### Work to be completed
Check every line of the material for the word "awinter". Copy those that have it.

»»

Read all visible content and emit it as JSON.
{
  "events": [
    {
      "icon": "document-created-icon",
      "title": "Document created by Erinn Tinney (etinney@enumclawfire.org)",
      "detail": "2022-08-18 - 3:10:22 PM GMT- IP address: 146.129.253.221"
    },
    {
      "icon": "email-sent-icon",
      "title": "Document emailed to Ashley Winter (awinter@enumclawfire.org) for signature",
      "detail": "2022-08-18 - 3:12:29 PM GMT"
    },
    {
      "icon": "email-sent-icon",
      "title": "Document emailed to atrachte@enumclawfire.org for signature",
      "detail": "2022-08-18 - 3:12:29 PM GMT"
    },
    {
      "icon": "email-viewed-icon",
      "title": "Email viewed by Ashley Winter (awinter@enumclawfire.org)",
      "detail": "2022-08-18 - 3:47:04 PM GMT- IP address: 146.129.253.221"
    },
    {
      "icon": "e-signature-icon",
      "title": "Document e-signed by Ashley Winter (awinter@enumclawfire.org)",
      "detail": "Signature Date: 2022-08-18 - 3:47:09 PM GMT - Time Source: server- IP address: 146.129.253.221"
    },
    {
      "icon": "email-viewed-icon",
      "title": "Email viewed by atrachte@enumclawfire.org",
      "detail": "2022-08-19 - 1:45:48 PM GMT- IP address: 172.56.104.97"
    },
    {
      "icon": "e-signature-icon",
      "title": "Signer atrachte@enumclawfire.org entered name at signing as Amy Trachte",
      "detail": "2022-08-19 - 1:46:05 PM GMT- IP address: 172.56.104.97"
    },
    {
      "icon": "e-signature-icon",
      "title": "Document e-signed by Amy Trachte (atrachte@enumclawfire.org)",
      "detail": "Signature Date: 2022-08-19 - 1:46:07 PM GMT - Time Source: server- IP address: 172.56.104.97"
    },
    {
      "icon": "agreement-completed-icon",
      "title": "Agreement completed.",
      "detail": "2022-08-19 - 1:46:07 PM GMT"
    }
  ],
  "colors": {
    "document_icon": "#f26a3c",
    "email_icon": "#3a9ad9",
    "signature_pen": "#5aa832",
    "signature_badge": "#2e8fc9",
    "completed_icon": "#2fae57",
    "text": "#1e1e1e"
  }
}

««

### Answer area
      "title": "Document emailed to Ashley Winter (awinter@enumclawfire.org) for signature",
      "title": "Email viewed by Ashley Winter (awinter@enumclawfire.org)",
      "title": "Document e-signed by Ashley Winter (awinter@enumclawfire.org)",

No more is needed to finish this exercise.